Democrats in the state Senate talk a big game about supporting unions and fighting for labor rights. Now, staffers are asking leadership to put their money where their mouth is by recognizing their union. Staff went public with their efforts in July, and although they haven’t gotten an update from state Senate Majority Leader Andrea Stewart-Cousins on where she stands, organizers feel confident that they’re on pace to get their union recognized.
On July 15, the newly formed New York State Legislative Workers United sent Stewart-Cousins a letter officially announcing its organizing efforts. At the time, nearly 80 state Senate staffers from 18 senators’ offices had signed cards in support of forming a union. In the letter, organizers wrote that they hope Stewart-Cousins’ “long history fighting for the working people of New York will guide (her) decision” as they continue to work toward voluntary recognition. At the time, a spokesperson for the majority leader said she would “review any additional information forthcoming.”
Since then, little news has come out of the organizing effort, overshadowed in part by the August state Senate primaries and soon the November general election that may affect which staff will still have jobs in January. “The initial launch announcement, I would say, had the desired effect,” Astrid Aune, a staffer for state Sen. Jessica Ramos who handles the union’s communications, told City & State of what has been going on behind the scenes. “We saw a real rush of cards and offices that we haven’t been able to make inroads with reach out and start engaging.” Aune wouldn’t say just how many cards organizers have gathered since the launch, but said she was “very pleased with our progress.”
The union has not yet released a list of grievances, but the long hours and inconsistent pay for legislative staffers in Albany is a widely known and oft-discussed issue. Aune added that the second primary was “really draining” for many of its members – government staff is often asked to work on lawmakers’ campaigns when they aren’t on the clock, or to take comp time away from their job to take up a role on the political side. On top of that, Aune said that staffers have their own work and preparation for the new session they have to attend to while trying to ensure they still have a job in January with their boss’s reelection.
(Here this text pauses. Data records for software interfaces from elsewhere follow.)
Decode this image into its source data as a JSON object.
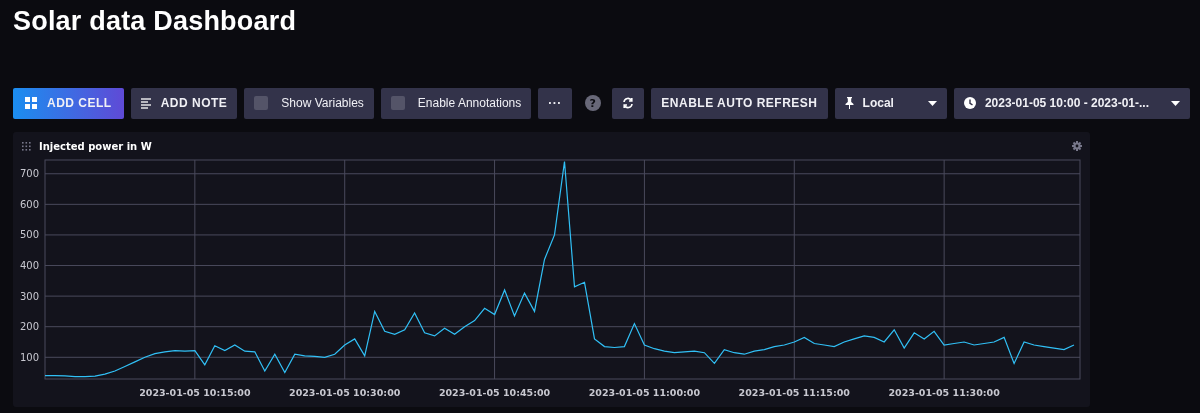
{
  "title": "Solar data Dashboard",
  "toolbar_left": [
    {
      "kind": "primary",
      "label": "ADD CELL"
    },
    {
      "kind": "button",
      "label": "ADD NOTE"
    },
    {
      "kind": "toggle",
      "label": "Show Variables",
      "checked": false
    },
    {
      "kind": "toggle",
      "label": "Enable Annotations",
      "checked": false
    },
    {
      "kind": "button",
      "label": "···"
    },
    {
      "kind": "help",
      "label": "?"
    }
  ],
  "toolbar_right": [
    {
      "kind": "button"
    },
    {
      "kind": "button",
      "label": "ENABLE AUTO REFRESH"
    },
    {
      "kind": "dropdown",
      "label": "Local"
    },
    {
      "kind": "dropdown",
      "label": "2023-01-05 10:00 - 2023-01-..."
    }
  ],
  "panel": {
    "title": "Injected power in W",
    "chart_data": {
      "type": "line",
      "grid": true,
      "ylim": [
        29,
        745
      ],
      "yticks": [
        100,
        200,
        300,
        400,
        500,
        600,
        700
      ],
      "categories": [
        null,
        null,
        null,
        null,
        null,
        null,
        null,
        null,
        null,
        null,
        null,
        null,
        null,
        null,
        null,
        "2023-01-05 10:15:00",
        null,
        null,
        null,
        null,
        null,
        null,
        null,
        null,
        null,
        null,
        null,
        null,
        null,
        null,
        "2023-01-05 10:30:00",
        null,
        null,
        null,
        null,
        null,
        null,
        null,
        null,
        null,
        null,
        null,
        null,
        null,
        null,
        "2023-01-05 10:45:00",
        null,
        null,
        null,
        null,
        null,
        null,
        null,
        null,
        null,
        null,
        null,
        null,
        null,
        null,
        "2023-01-05 11:00:00",
        null,
        null,
        null,
        null,
        null,
        null,
        null,
        null,
        null,
        null,
        null,
        null,
        null,
        null,
        "2023-01-05 11:15:00",
        null,
        null,
        null,
        null,
        null,
        null,
        null,
        null,
        null,
        null,
        null,
        null,
        null,
        null,
        "2023-01-05 11:30:00",
        null,
        null,
        null,
        null,
        null,
        null,
        null,
        null,
        null,
        null,
        null,
        null,
        null
      ],
      "series": [
        {
          "color": "#31c0f6",
          "values": [
            40,
            40,
            39,
            37,
            37,
            38,
            45,
            55,
            70,
            85,
            100,
            112,
            118,
            122,
            120,
            122,
            75,
            138,
            122,
            140,
            120,
            118,
            55,
            110,
            50,
            110,
            105,
            103,
            100,
            110,
            140,
            160,
            105,
            250,
            185,
            175,
            190,
            245,
            180,
            170,
            195,
            175,
            200,
            220,
            260,
            240,
            320,
            235,
            310,
            250,
            420,
            500,
            740,
            330,
            345,
            160,
            135,
            132,
            135,
            210,
            140,
            128,
            120,
            115,
            118,
            120,
            115,
            80,
            125,
            115,
            110,
            120,
            125,
            135,
            140,
            150,
            165,
            145,
            140,
            135,
            150,
            160,
            170,
            165,
            150,
            190,
            130,
            180,
            160,
            185,
            140,
            145,
            150,
            140,
            145,
            150,
            165,
            80,
            150,
            140,
            135,
            130,
            125,
            140
          ]
        }
      ]
    }
  }
}
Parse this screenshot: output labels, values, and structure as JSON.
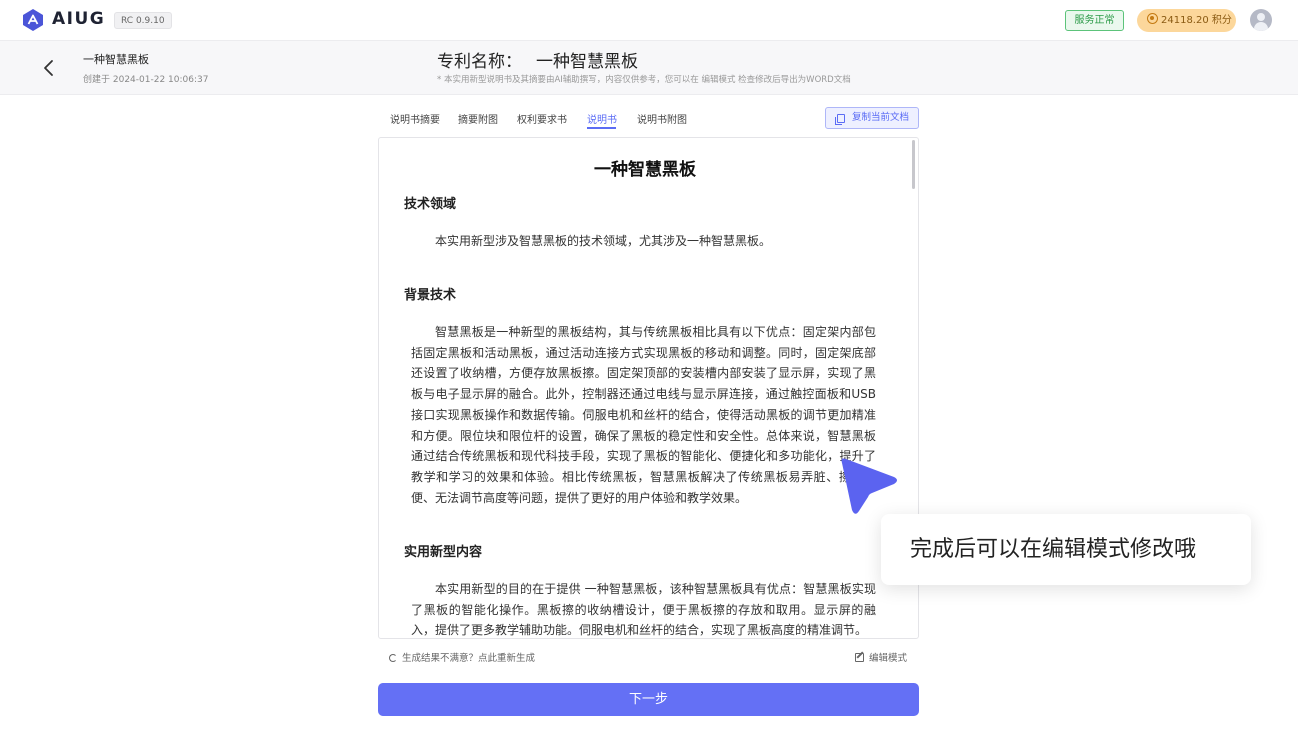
{
  "app": {
    "brand": "AIUG",
    "version": "RC 0.9.10",
    "status": "服务正常",
    "points": "24118.20 积分"
  },
  "header": {
    "doc_name": "一种智慧黑板",
    "created": "创建于 2024-01-22 10:06:37",
    "patent_label": "专利名称：",
    "patent_value": "一种智慧黑板",
    "note": "* 本实用新型说明书及其摘要由AI辅助撰写，内容仅供参考，您可以在 编辑模式 检查修改后导出为WORD文档"
  },
  "tabs": [
    {
      "label": "说明书摘要",
      "active": false
    },
    {
      "label": "摘要附图",
      "active": false
    },
    {
      "label": "权利要求书",
      "active": false
    },
    {
      "label": "说明书",
      "active": true
    },
    {
      "label": "说明书附图",
      "active": false
    }
  ],
  "copy_button": "复制当前文档",
  "document": {
    "title": "一种智慧黑板",
    "sections": [
      {
        "heading": "技术领域",
        "text": "本实用新型涉及智慧黑板的技术领域，尤其涉及一种智慧黑板。"
      },
      {
        "heading": "背景技术",
        "text": "智慧黑板是一种新型的黑板结构，其与传统黑板相比具有以下优点：固定架内部包括固定黑板和活动黑板，通过活动连接方式实现黑板的移动和调整。同时，固定架底部还设置了收纳槽，方便存放黑板擦。固定架顶部的安装槽内部安装了显示屏，实现了黑板与电子显示屏的融合。此外，控制器还通过电线与显示屏连接，通过触控面板和USB接口实现黑板操作和数据传输。伺服电机和丝杆的结合，使得活动黑板的调节更加精准和方便。限位块和限位杆的设置，确保了黑板的稳定性和安全性。总体来说，智慧黑板通过结合传统黑板和现代科技手段，实现了黑板的智能化、便捷化和多功能化，提升了教学和学习的效果和体验。相比传统黑板，智慧黑板解决了传统黑板易弄脏、擦拭不便、无法调节高度等问题，提供了更好的用户体验和教学效果。"
      },
      {
        "heading": "实用新型内容",
        "text": "本实用新型的目的在于提供 一种智慧黑板，该种智慧黑板具有优点：智慧黑板实现了黑板的智能化操作。黑板擦的收纳槽设计，便于黑板擦的存放和取用。显示屏的融入，提供了更多教学辅助功能。伺服电机和丝杆的结合，实现了黑板高度的精准调节。"
      }
    ]
  },
  "footer": {
    "regenerate": "生成结果不满意？点此重新生成",
    "edit_mode": "编辑模式",
    "next": "下一步"
  },
  "guide": {
    "tip": "完成后可以在编辑模式修改哦"
  },
  "colors": {
    "accent": "#6470f5",
    "status_green": "#2a9a47",
    "points_bg": "#fcd79b"
  }
}
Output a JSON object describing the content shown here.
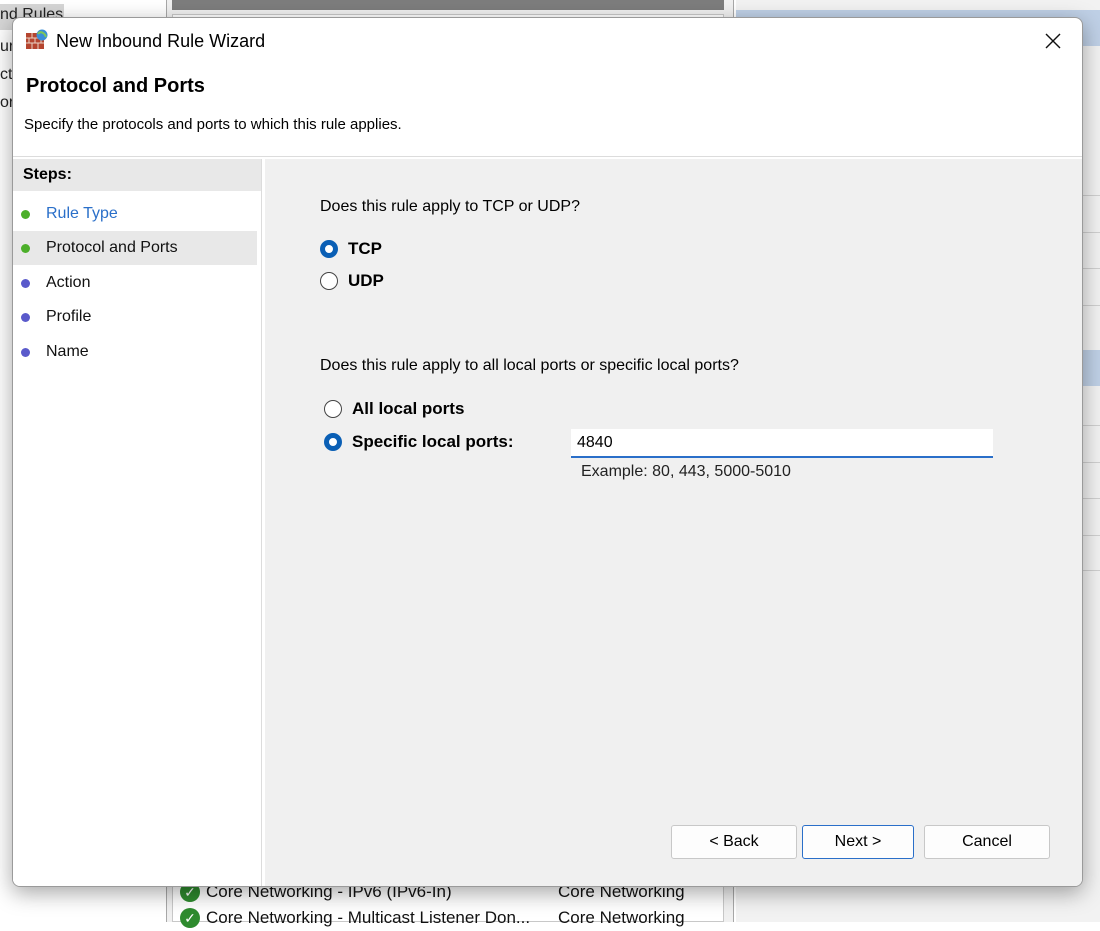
{
  "background": {
    "left_fragments": [
      "nd Rules",
      "ur",
      "cti",
      "ori"
    ],
    "rows": [
      {
        "name": "Core Networking - IPv6 (IPv6-In)",
        "group": "Core Networking"
      },
      {
        "name": "Core Networking - Multicast Listener Don...",
        "group": "Core Networking"
      }
    ]
  },
  "dialog": {
    "title": "New Inbound Rule Wizard",
    "page_title": "Protocol and Ports",
    "page_subtitle": "Specify the protocols and ports to which this rule applies.",
    "steps_header": "Steps:",
    "steps": [
      {
        "label": "Rule Type",
        "status": "completed"
      },
      {
        "label": "Protocol and Ports",
        "status": "current"
      },
      {
        "label": "Action",
        "status": "pending"
      },
      {
        "label": "Profile",
        "status": "pending"
      },
      {
        "label": "Name",
        "status": "pending"
      }
    ],
    "protocol_question": "Does this rule apply to TCP or UDP?",
    "protocol_options": [
      {
        "label": "TCP",
        "selected": true
      },
      {
        "label": "UDP",
        "selected": false
      }
    ],
    "ports_question": "Does this rule apply to all local ports or specific local ports?",
    "port_options": [
      {
        "label": "All local ports",
        "selected": false
      },
      {
        "label": "Specific local ports:",
        "selected": true
      }
    ],
    "ports_value": "4840",
    "ports_example": "Example: 80, 443, 5000-5010",
    "buttons": {
      "back": "< Back",
      "next": "Next >",
      "cancel": "Cancel"
    }
  },
  "colors": {
    "accent": "#0a5fb5",
    "link": "#2a6fc9",
    "step_completed": "#4caf2a",
    "step_pending": "#5a5acb"
  }
}
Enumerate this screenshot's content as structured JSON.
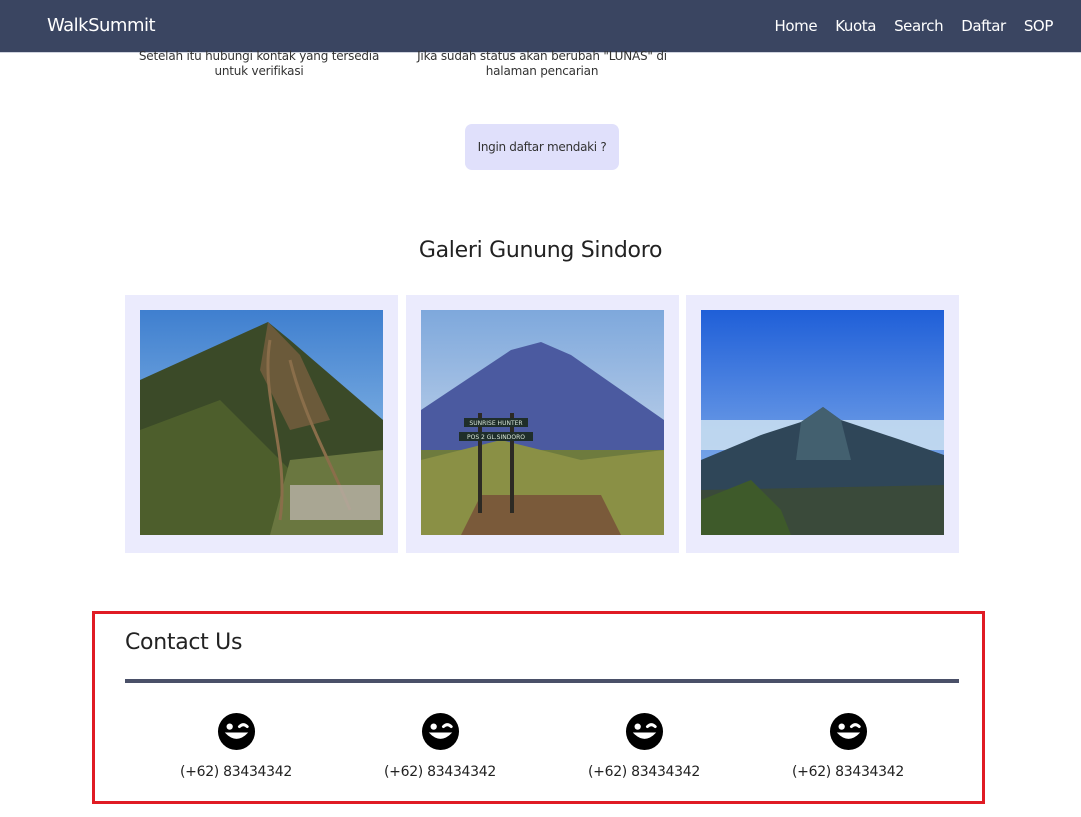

Several lawmakers have responded well to the organizing efforts from staffers, offering public support on social media. Although it came from many of the usual suspects on the Democratic side – people like progressive state Sens. Gustavo Rivera and Robert Jackson – the union also has GOP support. “Proud of this new effort (and) hope my staff signs on,” Republican state Sen. Mike Martucci wrote in a tweet following the union’s initial letter. He added that he has tried to introduce legislation that would help enable staff to unionize in the past. Aune said the bipartisan support was welcome. “We’ve been very adamant from the beginning that every worker, every worker, deserves a union,” she said. “And we are workers first, and then we are party affiliated.”
In addition to positive feedback from lawmakers, Aune said that former staffers have also reached out to express their support for the current unionization push. One such person was Erica Vladimer, one of the co-founders of the Sexual Harrassment Working Group that has fought for better protections against harassment and discrimination for workers in the state Legislature. She resigned from her job in the state Senate after former state Sen. Jeff Klein allegedly kissed her without her consent in 2015. “I can’t help but think that had I had a union that I could go to when I was working in the state Senate, I might not have ever left,” Vladimer told City & State. “I would have felt like I had people on my side.” Vladimer said she couldn’t recall participating in any conversations during her time in the Legislature about the prospect of unionizing, but that she and other members of the Working Group have more recently discussed the benefits of current staff organizing. “I’m just grateful to see such a collective effort happening,” Vladimer said.
As organizers continue to consolidate support for the union, Aune said that first they must all make it through one more election to make sure that everyone involved still has a job and is able to be a part of the bargaining unit. That means that public next steps likely won’t come for a few more months at least. But Aune struck a confident tone about what that will look like. “I’ll say that our organizers, and our members, are really looking forward to next session,” she said.